Three or four days later Devine was fired. With Bing out, Rickey brought in Bob Howsam, who had once run the Denver franchise in the American Association.
On August 28 the Los Angeles Dodgers came to town for a three-game series. Busch, listening to one of the games from his farm, heard Leo Durocher being interviewed. Leo was saying what a great job Gene Mauch was doing in leading the Phillies to the pennant. Durocher was so impressed with Mauch, in fact, that he gave him the highest praise within his power to confer. He said that Mauch managed a club just like Leo Durocher. In discussing his own fallen fortunes, however, Leo grew humble. During the days when he was being offered managerial jobs, he said, he had been too arrogant. He had either turned the jobs down flatly or demanded a piece of the ball club. Now that he was willing to manage on any terms, Leo said, there were no offers.
Busch had always liked the Durocher type of manager, so much so that he had hired two imitation Durochers, Eddie Stanky and Solly Hemus. When the original was recalled so forcefully to his mind Busch put in a call to the station and arranged for Leo to come secretly out to his farm the following morning. What Gussie told Leo in effect was: "Look, it's no secret that we're thinking of making a change next year. If we do, and if you're available, I want you to manage for me."
While that isn't a definite commitment, it's just about as close as you can come. Busch knew he would be looking for a manager at the end of the year, and so did Durocher and everybody else. As for Leo, there was no doubt whatsoever that he could make himself available at a moment's notice. Leo being Leo, the word soon went out along all communications media, including Radio Free Europe, that he was all set to become the next Cardinal manager.
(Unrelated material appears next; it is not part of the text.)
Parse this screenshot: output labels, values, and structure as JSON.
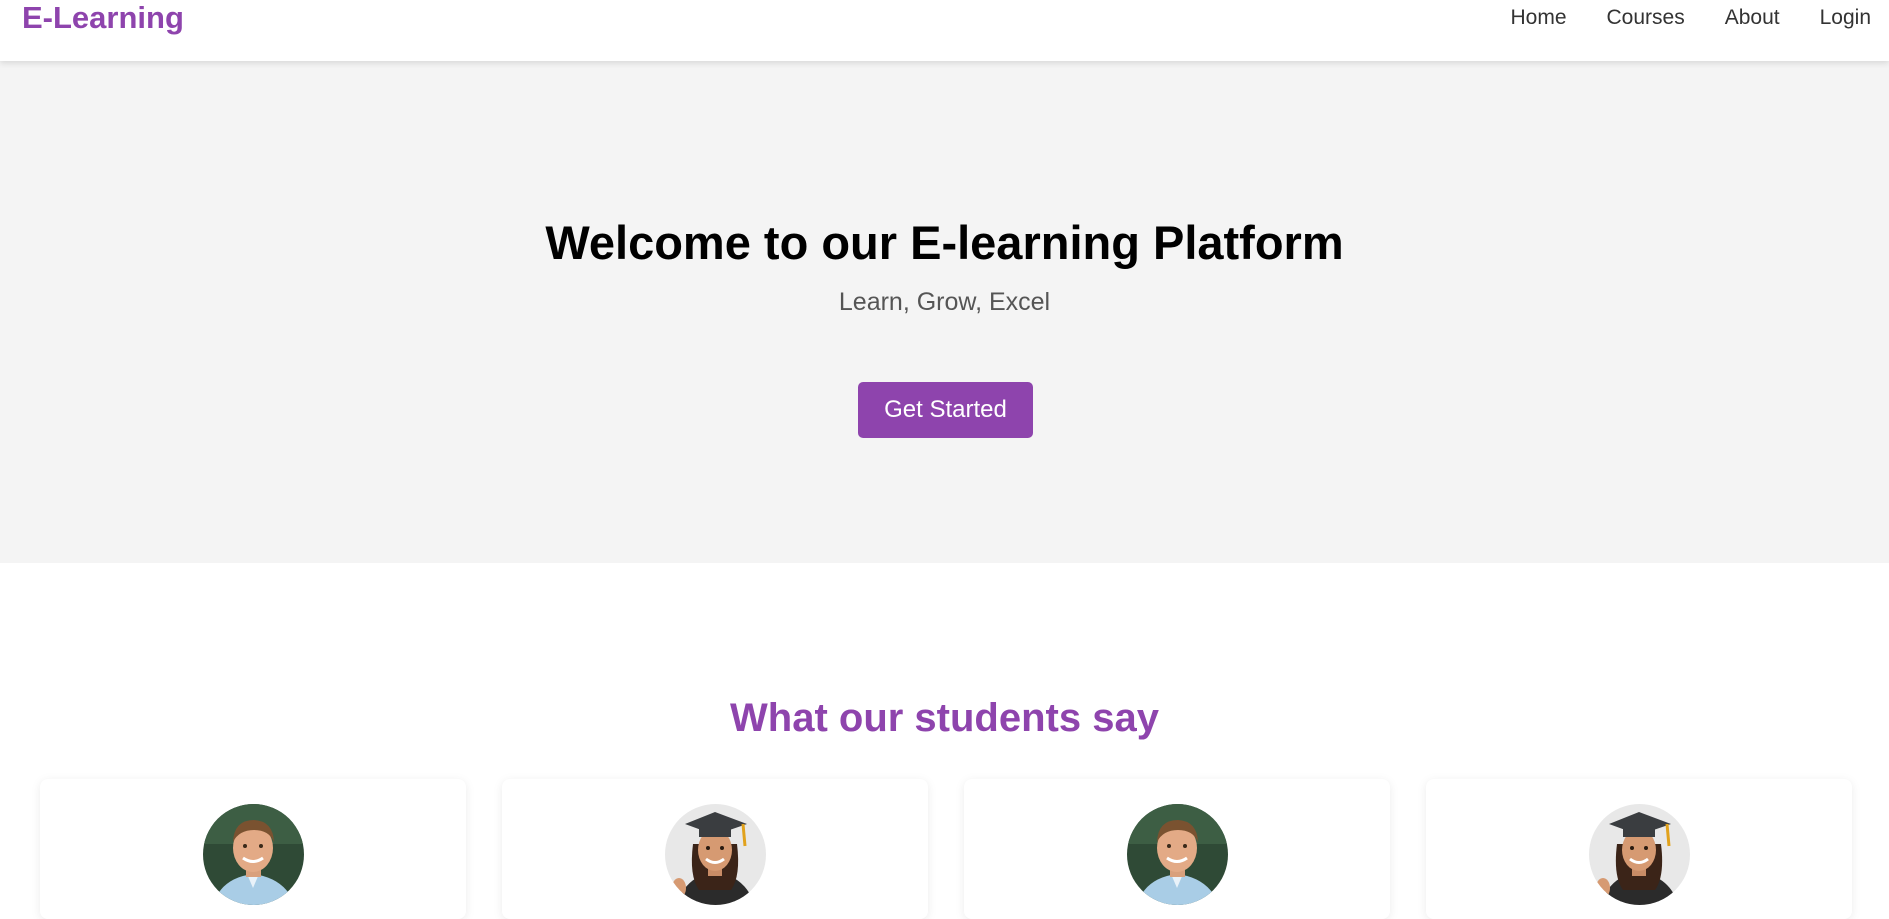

But, as everyone knows, the Cardinals—sparked by Devine's last acquisition, Lou Brock—suddenly got hot. You could see a nicely developing situation where the Cards could finish as high as second place, leaving Gussie in the embarrassing position of having already fired the man who had put the team together and now having to bounce the manager who brought them home with such a rush.
The pennant? Naw, there's no chance of winning the pennant. It's Magic Number time, Mac. What do you want the Phillies to do for you, collapse?
And then it was as if Somebody Up There blew a whistle. The Cards couldn't lose, the Phillies couldn't do anything except lose and Gussie Busch had become the first right-handed beer baron to make himself look utterly ridiculous while winning a pennant and world championship.
It had become unthinkable, impossible and impolitic to fire Keane. The manager who had been publicly humiliated was now sitting pretty. "Isn't it great," everybody was saying. " Keane is in a position now to keep Gussie on the griddle and then write his own ticket."
That wasn't the true situation at all, though. Keane, as a matter of fact, was on the griddle far more than Gussie Busch. He could write his own ticket, Keane knew, only because Bing Devine had tried to protect him and had lost his job in the process. Everything had been turned upside down. If Busch was in a position where the higher his team finished the worse he looked, Keane was in a position where the better the deal he made for himself the worse he was selling out. As a decent man, he had to quit.
Perhaps it would be well to mention here that there may have been another reason Johnny Keane had to quit the Cardinals. There have been persistent rumors, denied by both Keane and Ralph Houk, that early in September, when both the Cardinals and the Yankees looked like certain losers, Keane agreed to manage the Yankees in 1965. Such an arrangement is common enough in baseball. A club, in need of a manager for next season, contacts a manager who needs a job. Simple. Rumor has it that in early September, with the Yankees in Kansas City and the Cardinals at home, a member of the New York organization contacted Keane to see if he was interested. He was. A week later, in Chicago, Keane and another Yankee official are supposed to have reached an agreement by handshake. Nothing was put in writing, so that when Keane was later asked if he had a job with the Yankees before he resigned his job with the Cardinals he could say no with a degree of honesty. After all, handshake deals have fallen through before, as Leo Durocher was to find out. It is an intriguing story, but both Keane and Houk have publicly denied it.